How does Salman Rushdie use allusions to convey his ideas and perspectives of 'home' to the reader in "At the Auction of the Ruby Slippers"?
I've spotted a number of examples like Gale as a metaphorical platform for 'home' to the narrator and the ruby slippers as symbol for the desire for home (like in the Wizard of Oz). But, is there more to it?
1 Answer | Add Yours
Rushdie's "At the Auction of the Ruby Slippers" is a continuation piece of his beliefs on "The Wizard of Oz." There are many major allusions in both. In my mind, the strongest one is how the notion of home is a transformative one. Rushdie's belief on the nature of "home" is that it is a state of mind combined with physical elements that trigger this mental condition. His suggestions of how Dorothy views the nature of home is similar to his own predicament of finding "home." The similarities are fascinating. Both Dorothy and Rushdie leave their own home through physical turbulence beyond their own control (Dorothy and the tornado as well as Rushdie and the chaos of Partition.) Both characters encounter unique individuals in their setting away from their own home, and essentially, find a new setting to call "home" away from their own settings. Additionally, a mental transformation happens in both that make the idea of "home" one that is steeped in the mind, as opposed to merely rooted in physical reality. The other allusion that grabbed my attention is how Rushdie views "The Wizard of Oz" as one of the first "Bollywood" films, complete with fantastic images, deux et machina abounding, as well as a moral message that is simplistic on one level, but highly intricate and nuanced on another.

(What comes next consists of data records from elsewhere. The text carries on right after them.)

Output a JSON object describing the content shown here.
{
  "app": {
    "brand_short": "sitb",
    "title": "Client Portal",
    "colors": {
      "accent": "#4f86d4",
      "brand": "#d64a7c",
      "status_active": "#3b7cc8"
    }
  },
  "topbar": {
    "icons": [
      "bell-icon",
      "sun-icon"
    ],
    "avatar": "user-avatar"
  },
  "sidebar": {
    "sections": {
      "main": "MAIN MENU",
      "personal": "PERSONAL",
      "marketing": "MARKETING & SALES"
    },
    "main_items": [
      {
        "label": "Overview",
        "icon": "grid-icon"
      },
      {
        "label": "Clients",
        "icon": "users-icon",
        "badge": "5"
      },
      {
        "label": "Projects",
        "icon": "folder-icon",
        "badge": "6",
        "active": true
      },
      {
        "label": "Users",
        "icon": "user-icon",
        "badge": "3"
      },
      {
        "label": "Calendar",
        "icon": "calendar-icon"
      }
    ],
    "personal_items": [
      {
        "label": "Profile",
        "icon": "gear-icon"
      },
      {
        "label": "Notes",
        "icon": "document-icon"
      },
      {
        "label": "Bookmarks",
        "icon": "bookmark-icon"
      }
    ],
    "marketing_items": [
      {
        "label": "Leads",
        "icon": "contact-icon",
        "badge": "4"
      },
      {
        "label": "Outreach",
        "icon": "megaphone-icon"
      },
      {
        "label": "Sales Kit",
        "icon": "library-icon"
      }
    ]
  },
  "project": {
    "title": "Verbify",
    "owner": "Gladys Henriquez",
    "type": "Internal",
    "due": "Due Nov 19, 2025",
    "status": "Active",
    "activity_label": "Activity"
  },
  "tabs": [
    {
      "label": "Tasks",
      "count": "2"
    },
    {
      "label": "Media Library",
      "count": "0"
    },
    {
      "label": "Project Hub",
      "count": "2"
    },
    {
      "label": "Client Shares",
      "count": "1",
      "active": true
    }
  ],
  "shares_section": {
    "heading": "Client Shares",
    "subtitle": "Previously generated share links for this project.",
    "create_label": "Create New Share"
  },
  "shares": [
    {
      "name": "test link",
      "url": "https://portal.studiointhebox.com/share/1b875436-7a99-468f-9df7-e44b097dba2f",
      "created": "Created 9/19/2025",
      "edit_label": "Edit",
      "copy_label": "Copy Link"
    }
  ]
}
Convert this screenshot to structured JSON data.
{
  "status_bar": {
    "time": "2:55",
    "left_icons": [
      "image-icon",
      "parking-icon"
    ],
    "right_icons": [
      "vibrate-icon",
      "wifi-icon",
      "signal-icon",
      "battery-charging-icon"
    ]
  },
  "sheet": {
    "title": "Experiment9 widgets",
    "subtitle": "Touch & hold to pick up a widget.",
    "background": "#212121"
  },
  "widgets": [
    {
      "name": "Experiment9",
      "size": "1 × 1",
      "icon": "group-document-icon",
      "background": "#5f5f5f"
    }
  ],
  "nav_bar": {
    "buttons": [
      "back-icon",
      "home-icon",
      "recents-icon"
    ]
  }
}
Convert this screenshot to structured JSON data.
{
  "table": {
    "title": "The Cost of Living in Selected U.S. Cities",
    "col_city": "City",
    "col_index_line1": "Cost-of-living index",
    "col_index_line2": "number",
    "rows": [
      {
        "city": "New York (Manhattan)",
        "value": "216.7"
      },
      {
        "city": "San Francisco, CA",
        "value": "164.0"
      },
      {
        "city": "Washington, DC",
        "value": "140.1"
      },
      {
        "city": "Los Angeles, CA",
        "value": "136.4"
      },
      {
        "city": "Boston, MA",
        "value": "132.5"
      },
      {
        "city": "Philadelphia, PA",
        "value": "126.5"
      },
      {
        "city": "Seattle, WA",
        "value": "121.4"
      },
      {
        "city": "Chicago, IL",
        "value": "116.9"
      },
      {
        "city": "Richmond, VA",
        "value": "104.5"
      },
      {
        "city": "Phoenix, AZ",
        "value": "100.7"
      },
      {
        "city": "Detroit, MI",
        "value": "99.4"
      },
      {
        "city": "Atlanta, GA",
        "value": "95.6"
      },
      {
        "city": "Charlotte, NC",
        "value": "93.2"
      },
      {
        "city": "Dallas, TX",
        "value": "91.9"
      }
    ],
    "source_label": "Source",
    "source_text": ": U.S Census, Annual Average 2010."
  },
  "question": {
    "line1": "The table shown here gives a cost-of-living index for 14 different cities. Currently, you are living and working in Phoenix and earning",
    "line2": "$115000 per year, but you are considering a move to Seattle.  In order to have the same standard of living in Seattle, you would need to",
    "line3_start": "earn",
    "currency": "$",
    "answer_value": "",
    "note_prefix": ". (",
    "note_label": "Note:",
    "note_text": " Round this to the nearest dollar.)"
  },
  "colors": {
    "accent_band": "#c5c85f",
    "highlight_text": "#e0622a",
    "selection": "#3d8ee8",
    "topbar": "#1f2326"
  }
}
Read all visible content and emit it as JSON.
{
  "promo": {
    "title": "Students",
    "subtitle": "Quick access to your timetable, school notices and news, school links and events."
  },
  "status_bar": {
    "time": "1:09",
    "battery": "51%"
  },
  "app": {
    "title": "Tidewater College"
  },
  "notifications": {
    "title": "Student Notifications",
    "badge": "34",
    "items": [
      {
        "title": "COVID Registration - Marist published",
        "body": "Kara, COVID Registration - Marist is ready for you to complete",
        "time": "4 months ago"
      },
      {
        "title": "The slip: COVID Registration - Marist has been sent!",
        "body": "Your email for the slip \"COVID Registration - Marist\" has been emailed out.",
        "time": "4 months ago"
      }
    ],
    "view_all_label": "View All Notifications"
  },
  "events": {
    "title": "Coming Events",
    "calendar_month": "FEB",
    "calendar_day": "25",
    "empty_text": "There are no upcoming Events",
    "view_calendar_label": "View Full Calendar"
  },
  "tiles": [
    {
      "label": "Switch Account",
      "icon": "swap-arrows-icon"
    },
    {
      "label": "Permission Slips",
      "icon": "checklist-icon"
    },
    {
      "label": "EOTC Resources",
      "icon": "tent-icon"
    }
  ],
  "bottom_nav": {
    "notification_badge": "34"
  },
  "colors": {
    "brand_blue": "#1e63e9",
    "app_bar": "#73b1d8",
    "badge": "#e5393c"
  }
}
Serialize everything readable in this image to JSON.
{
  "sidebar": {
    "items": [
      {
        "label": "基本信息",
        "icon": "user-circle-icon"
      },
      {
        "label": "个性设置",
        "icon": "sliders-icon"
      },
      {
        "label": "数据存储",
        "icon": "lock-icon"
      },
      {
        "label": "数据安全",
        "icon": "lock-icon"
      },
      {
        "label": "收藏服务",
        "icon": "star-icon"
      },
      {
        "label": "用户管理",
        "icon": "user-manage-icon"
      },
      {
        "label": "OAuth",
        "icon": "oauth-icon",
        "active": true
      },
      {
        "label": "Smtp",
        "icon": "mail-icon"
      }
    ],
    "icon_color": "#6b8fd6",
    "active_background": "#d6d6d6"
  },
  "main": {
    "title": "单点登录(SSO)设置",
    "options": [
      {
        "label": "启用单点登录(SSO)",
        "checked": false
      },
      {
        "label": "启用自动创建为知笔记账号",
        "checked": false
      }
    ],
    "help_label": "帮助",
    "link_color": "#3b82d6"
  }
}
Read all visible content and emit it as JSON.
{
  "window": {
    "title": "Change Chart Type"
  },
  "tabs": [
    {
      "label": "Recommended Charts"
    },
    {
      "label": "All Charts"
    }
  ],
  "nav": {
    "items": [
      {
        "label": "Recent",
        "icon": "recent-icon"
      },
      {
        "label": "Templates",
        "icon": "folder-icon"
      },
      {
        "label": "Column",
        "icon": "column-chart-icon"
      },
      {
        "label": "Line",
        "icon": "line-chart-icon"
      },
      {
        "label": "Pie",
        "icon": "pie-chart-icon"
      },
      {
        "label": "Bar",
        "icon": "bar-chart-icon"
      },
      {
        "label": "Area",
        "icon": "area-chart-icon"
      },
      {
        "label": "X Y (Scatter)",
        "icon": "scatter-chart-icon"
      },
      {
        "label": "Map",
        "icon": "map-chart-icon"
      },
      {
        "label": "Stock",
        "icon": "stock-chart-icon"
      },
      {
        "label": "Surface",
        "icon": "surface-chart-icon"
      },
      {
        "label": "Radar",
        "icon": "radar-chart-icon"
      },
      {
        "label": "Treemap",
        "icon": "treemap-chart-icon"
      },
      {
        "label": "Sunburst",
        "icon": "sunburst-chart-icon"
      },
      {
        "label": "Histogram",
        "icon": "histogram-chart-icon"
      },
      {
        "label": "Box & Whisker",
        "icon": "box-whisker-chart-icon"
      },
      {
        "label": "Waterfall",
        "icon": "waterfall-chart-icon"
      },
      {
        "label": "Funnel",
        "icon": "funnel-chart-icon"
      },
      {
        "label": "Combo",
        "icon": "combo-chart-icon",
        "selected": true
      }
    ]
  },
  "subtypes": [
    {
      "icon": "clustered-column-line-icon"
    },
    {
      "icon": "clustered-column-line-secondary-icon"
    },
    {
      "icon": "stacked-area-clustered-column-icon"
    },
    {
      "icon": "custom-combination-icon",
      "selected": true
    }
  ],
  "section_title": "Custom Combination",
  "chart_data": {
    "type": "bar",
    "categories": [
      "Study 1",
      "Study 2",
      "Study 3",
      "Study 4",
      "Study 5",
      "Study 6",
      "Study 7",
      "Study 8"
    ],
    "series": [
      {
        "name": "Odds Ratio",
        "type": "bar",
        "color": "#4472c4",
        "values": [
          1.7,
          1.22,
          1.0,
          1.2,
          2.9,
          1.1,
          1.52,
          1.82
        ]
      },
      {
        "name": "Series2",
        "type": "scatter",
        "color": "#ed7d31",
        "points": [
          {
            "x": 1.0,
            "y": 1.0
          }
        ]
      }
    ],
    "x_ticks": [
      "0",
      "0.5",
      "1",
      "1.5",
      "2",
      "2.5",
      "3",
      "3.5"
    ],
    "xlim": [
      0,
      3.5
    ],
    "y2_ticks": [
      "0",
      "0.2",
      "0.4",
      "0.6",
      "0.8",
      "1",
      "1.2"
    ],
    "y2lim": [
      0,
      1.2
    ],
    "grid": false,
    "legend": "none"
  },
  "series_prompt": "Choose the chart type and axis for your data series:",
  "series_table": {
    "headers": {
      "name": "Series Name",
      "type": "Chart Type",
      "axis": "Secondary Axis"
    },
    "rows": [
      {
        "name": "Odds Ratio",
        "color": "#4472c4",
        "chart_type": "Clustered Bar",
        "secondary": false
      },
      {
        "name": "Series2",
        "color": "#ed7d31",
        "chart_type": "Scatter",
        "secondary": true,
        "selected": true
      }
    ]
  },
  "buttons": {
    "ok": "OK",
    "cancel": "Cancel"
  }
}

We’ve answered 319,202 questions. We can answer yours, too.Ask a question